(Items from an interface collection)
──────────────────────────────

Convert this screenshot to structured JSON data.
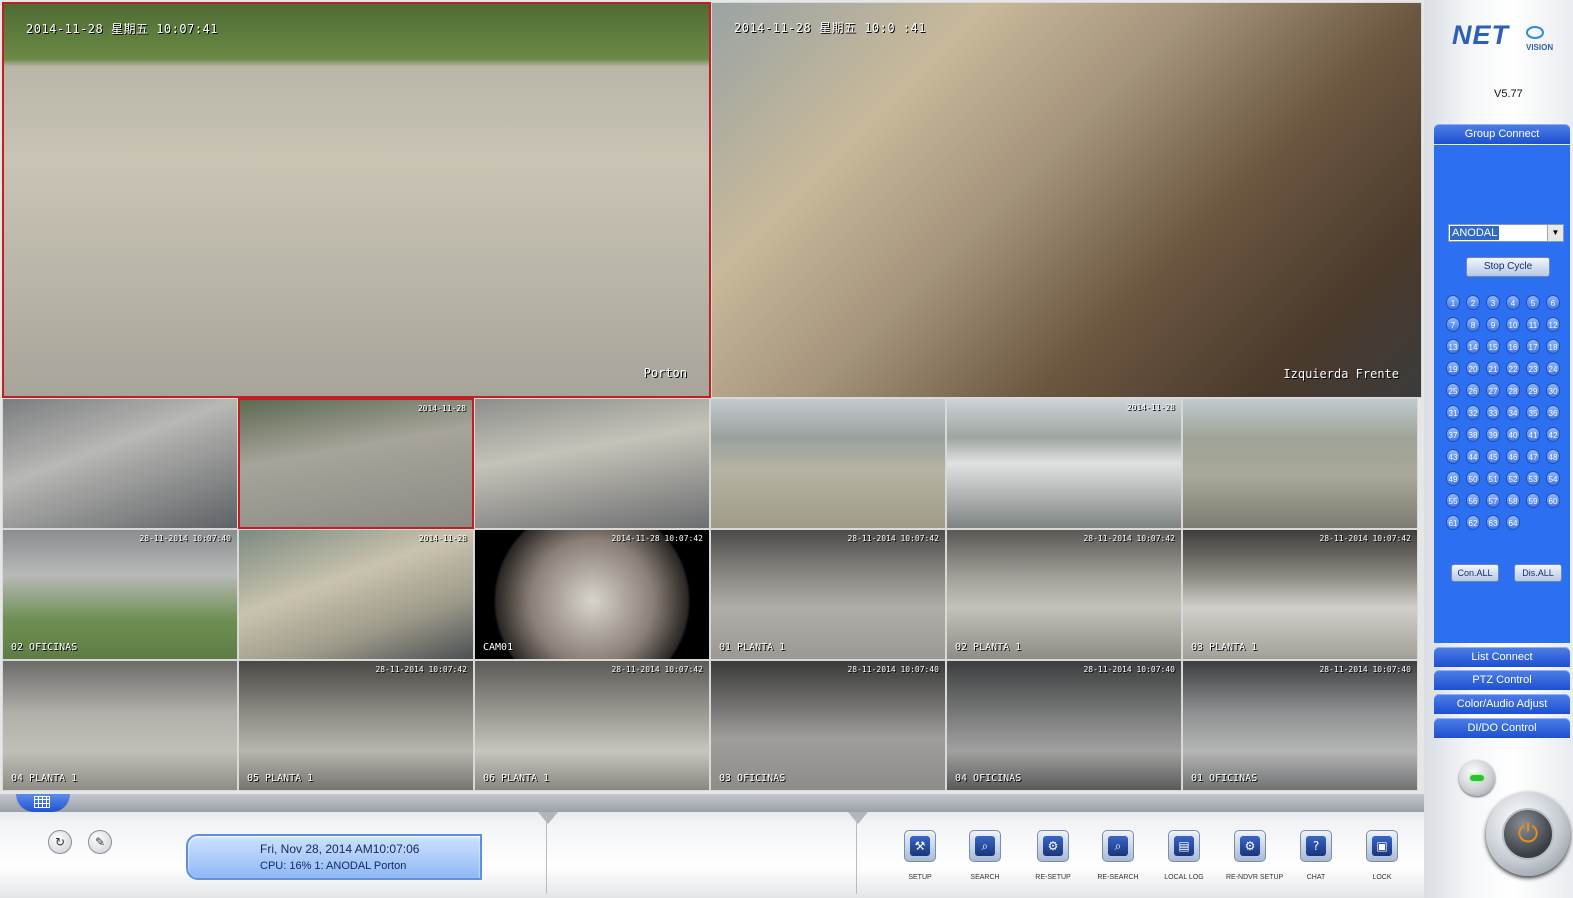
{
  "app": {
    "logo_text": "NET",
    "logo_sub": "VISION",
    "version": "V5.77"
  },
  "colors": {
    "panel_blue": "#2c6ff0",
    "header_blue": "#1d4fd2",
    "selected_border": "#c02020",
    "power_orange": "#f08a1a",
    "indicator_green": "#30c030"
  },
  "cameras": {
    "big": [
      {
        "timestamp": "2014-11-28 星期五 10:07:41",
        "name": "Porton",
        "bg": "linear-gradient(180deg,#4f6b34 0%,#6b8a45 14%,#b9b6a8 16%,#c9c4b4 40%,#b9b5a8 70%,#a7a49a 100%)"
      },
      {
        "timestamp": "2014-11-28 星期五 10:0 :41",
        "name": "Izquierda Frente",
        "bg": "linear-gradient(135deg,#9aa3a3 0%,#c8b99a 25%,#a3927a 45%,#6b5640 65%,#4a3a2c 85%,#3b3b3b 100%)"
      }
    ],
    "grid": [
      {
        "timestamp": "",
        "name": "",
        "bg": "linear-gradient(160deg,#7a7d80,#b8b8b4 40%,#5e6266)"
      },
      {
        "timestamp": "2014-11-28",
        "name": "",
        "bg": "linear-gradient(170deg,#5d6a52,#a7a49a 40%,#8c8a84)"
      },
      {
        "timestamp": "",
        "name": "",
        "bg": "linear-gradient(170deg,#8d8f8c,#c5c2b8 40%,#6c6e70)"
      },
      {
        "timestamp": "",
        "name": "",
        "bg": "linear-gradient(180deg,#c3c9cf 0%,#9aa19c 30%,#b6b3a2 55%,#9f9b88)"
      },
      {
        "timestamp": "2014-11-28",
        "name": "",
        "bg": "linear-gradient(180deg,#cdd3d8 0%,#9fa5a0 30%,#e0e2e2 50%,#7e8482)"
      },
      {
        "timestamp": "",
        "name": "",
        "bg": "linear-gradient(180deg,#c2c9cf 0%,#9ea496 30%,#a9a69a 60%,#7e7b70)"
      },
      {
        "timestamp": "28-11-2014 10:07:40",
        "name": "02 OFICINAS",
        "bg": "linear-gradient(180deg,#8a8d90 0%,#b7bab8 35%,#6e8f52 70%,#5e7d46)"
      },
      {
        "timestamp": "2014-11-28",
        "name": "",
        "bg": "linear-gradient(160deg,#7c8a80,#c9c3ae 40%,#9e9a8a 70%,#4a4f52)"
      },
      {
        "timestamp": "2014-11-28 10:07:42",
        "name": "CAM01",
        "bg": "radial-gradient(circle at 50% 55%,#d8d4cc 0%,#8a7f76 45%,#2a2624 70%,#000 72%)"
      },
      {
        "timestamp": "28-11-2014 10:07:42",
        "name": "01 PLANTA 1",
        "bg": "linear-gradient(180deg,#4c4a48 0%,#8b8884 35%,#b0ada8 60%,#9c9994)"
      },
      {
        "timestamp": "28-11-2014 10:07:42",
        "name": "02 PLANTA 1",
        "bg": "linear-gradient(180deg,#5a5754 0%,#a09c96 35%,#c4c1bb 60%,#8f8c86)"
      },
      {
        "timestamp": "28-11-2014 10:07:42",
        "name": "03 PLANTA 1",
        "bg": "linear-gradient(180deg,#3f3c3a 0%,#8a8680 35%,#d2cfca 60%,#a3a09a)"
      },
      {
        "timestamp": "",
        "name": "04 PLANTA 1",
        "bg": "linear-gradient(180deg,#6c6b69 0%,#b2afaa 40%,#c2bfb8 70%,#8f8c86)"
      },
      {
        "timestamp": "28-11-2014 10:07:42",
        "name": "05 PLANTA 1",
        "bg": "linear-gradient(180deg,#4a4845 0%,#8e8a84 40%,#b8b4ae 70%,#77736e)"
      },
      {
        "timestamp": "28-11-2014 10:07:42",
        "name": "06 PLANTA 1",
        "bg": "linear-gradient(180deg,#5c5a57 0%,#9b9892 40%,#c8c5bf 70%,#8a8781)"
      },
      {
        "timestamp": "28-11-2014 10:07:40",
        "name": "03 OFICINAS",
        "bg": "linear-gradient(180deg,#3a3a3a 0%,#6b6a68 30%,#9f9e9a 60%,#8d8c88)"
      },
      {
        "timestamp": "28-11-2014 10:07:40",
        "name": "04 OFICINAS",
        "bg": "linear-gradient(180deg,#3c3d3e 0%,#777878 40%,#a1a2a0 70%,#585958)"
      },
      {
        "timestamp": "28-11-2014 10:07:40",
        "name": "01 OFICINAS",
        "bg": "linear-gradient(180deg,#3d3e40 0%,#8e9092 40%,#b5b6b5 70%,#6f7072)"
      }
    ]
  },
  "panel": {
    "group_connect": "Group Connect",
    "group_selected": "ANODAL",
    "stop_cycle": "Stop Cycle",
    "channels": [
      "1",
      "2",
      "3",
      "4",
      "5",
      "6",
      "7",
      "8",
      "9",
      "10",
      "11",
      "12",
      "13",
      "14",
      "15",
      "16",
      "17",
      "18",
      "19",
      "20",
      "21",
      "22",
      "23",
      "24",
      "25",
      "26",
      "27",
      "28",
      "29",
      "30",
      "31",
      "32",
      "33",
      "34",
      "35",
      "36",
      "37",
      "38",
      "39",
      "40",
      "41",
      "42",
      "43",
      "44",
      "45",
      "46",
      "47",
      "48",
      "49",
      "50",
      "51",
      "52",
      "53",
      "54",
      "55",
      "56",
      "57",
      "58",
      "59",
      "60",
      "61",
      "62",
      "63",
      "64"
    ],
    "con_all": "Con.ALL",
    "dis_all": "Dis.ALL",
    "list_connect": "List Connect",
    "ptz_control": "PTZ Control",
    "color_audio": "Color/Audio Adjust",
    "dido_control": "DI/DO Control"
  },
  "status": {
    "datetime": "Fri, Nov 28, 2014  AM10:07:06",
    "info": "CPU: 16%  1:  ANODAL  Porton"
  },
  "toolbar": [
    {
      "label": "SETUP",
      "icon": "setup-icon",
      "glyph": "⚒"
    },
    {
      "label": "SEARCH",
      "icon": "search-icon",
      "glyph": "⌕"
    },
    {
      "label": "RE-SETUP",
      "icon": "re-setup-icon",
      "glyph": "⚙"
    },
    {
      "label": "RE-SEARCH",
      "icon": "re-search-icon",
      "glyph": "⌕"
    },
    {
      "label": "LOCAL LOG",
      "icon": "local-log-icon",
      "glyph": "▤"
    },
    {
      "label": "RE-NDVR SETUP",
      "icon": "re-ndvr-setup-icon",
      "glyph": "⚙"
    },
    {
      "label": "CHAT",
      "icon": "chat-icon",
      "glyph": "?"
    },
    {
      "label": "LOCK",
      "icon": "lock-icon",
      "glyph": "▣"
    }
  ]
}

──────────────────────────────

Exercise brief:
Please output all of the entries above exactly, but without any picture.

Solution to the problem:
Convert this screenshot to structured JSON data.
{
  "app": {
    "logo_text": "NET",
    "logo_sub": "VISION",
    "version": "V5.77"
  },
  "colors": {
    "panel_blue": "#2c6ff0",
    "header_blue": "#1d4fd2",
    "selected_border": "#c02020",
    "power_orange": "#f08a1a",
    "indicator_green": "#30c030"
  },
  "cameras": {
    "big": [
      {
        "timestamp": "2014-11-28 星期五 10:07:41",
        "name": "Porton",
        "bg": "linear-gradient(180deg,#4f6b34 0%,#6b8a45 14%,#b9b6a8 16%,#c9c4b4 40%,#b9b5a8 70%,#a7a49a 100%)"
      },
      {
        "timestamp": "2014-11-28 星期五 10:0 :41",
        "name": "Izquierda Frente",
        "bg": "linear-gradient(135deg,#9aa3a3 0%,#c8b99a 25%,#a3927a 45%,#6b5640 65%,#4a3a2c 85%,#3b3b3b 100%)"
      }
    ],
    "grid": [
      {
        "timestamp": "",
        "name": "",
        "bg": "linear-gradient(160deg,#7a7d80,#b8b8b4 40%,#5e6266)"
      },
      {
        "timestamp": "2014-11-28",
        "name": "",
        "bg": "linear-gradient(170deg,#5d6a52,#a7a49a 40%,#8c8a84)"
      },
      {
        "timestamp": "",
        "name": "",
        "bg": "linear-gradient(170deg,#8d8f8c,#c5c2b8 40%,#6c6e70)"
      },
      {
        "timestamp": "",
        "name": "",
        "bg": "linear-gradient(180deg,#c3c9cf 0%,#9aa19c 30%,#b6b3a2 55%,#9f9b88)"
      },
      {
        "timestamp": "2014-11-28",
        "name": "",
        "bg": "linear-gradient(180deg,#cdd3d8 0%,#9fa5a0 30%,#e0e2e2 50%,#7e8482)"
      },
      {
        "timestamp": "",
        "name": "",
        "bg": "linear-gradient(180deg,#c2c9cf 0%,#9ea496 30%,#a9a69a 60%,#7e7b70)"
      },
      {
        "timestamp": "28-11-2014 10:07:40",
        "name": "02 OFICINAS",
        "bg": "linear-gradient(180deg,#8a8d90 0%,#b7bab8 35%,#6e8f52 70%,#5e7d46)"
      },
      {
        "timestamp": "2014-11-28",
        "name": "",
        "bg": "linear-gradient(160deg,#7c8a80,#c9c3ae 40%,#9e9a8a 70%,#4a4f52)"
      },
      {
        "timestamp": "2014-11-28 10:07:42",
        "name": "CAM01",
        "bg": "radial-gradient(circle at 50% 55%,#d8d4cc 0%,#8a7f76 45%,#2a2624 70%,#000 72%)"
      },
      {
        "timestamp": "28-11-2014 10:07:42",
        "name": "01 PLANTA 1",
        "bg": "linear-gradient(180deg,#4c4a48 0%,#8b8884 35%,#b0ada8 60%,#9c9994)"
      },
      {
        "timestamp": "28-11-2014 10:07:42",
        "name": "02 PLANTA 1",
        "bg": "linear-gradient(180deg,#5a5754 0%,#a09c96 35%,#c4c1bb 60%,#8f8c86)"
      },
      {
        "timestamp": "28-11-2014 10:07:42",
        "name": "03 PLANTA 1",
        "bg": "linear-gradient(180deg,#3f3c3a 0%,#8a8680 35%,#d2cfca 60%,#a3a09a)"
      },
      {
        "timestamp": "",
        "name": "04 PLANTA 1",
        "bg": "linear-gradient(180deg,#6c6b69 0%,#b2afaa 40%,#c2bfb8 70%,#8f8c86)"
      },
      {
        "timestamp": "28-11-2014 10:07:42",
        "name": "05 PLANTA 1",
        "bg": "linear-gradient(180deg,#4a4845 0%,#8e8a84 40%,#b8b4ae 70%,#77736e)"
      },
      {
        "timestamp": "28-11-2014 10:07:42",
        "name": "06 PLANTA 1",
        "bg": "linear-gradient(180deg,#5c5a57 0%,#9b9892 40%,#c8c5bf 70%,#8a8781)"
      },
      {
        "timestamp": "28-11-2014 10:07:40",
        "name": "03 OFICINAS",
        "bg": "linear-gradient(180deg,#3a3a3a 0%,#6b6a68 30%,#9f9e9a 60%,#8d8c88)"
      },
      {
        "timestamp": "28-11-2014 10:07:40",
        "name": "04 OFICINAS",
        "bg": "linear-gradient(180deg,#3c3d3e 0%,#777878 40%,#a1a2a0 70%,#585958)"
      },
      {
        "timestamp": "28-11-2014 10:07:40",
        "name": "01 OFICINAS",
        "bg": "linear-gradient(180deg,#3d3e40 0%,#8e9092 40%,#b5b6b5 70%,#6f7072)"
      }
    ]
  },
  "panel": {
    "group_connect": "Group Connect",
    "group_selected": "ANODAL",
    "stop_cycle": "Stop Cycle",
    "channels": [
      "1",
      "2",
      "3",
      "4",
      "5",
      "6",
      "7",
      "8",
      "9",
      "10",
      "11",
      "12",
      "13",
      "14",
      "15",
      "16",
      "17",
      "18",
      "19",
      "20",
      "21",
      "22",
      "23",
      "24",
      "25",
      "26",
      "27",
      "28",
      "29",
      "30",
      "31",
      "32",
      "33",
      "34",
      "35",
      "36",
      "37",
      "38",
      "39",
      "40",
      "41",
      "42",
      "43",
      "44",
      "45",
      "46",
      "47",
      "48",
      "49",
      "50",
      "51",
      "52",
      "53",
      "54",
      "55",
      "56",
      "57",
      "58",
      "59",
      "60",
      "61",
      "62",
      "63",
      "64"
    ],
    "con_all": "Con.ALL",
    "dis_all": "Dis.ALL",
    "list_connect": "List Connect",
    "ptz_control": "PTZ Control",
    "color_audio": "Color/Audio Adjust",
    "dido_control": "DI/DO Control"
  },
  "status": {
    "datetime": "Fri, Nov 28, 2014  AM10:07:06",
    "info": "CPU: 16%  1:  ANODAL  Porton"
  },
  "toolbar": [
    {
      "label": "SETUP",
      "icon": "setup-icon",
      "glyph": "⚒"
    },
    {
      "label": "SEARCH",
      "icon": "search-icon",
      "glyph": "⌕"
    },
    {
      "label": "RE-SETUP",
      "icon": "re-setup-icon",
      "glyph": "⚙"
    },
    {
      "label": "RE-SEARCH",
      "icon": "re-search-icon",
      "glyph": "⌕"
    },
    {
      "label": "LOCAL LOG",
      "icon": "local-log-icon",
      "glyph": "▤"
    },
    {
      "label": "RE-NDVR SETUP",
      "icon": "re-ndvr-setup-icon",
      "glyph": "⚙"
    },
    {
      "label": "CHAT",
      "icon": "chat-icon",
      "glyph": "?"
    },
    {
      "label": "LOCK",
      "icon": "lock-icon",
      "glyph": "▣"
    }
  ]
}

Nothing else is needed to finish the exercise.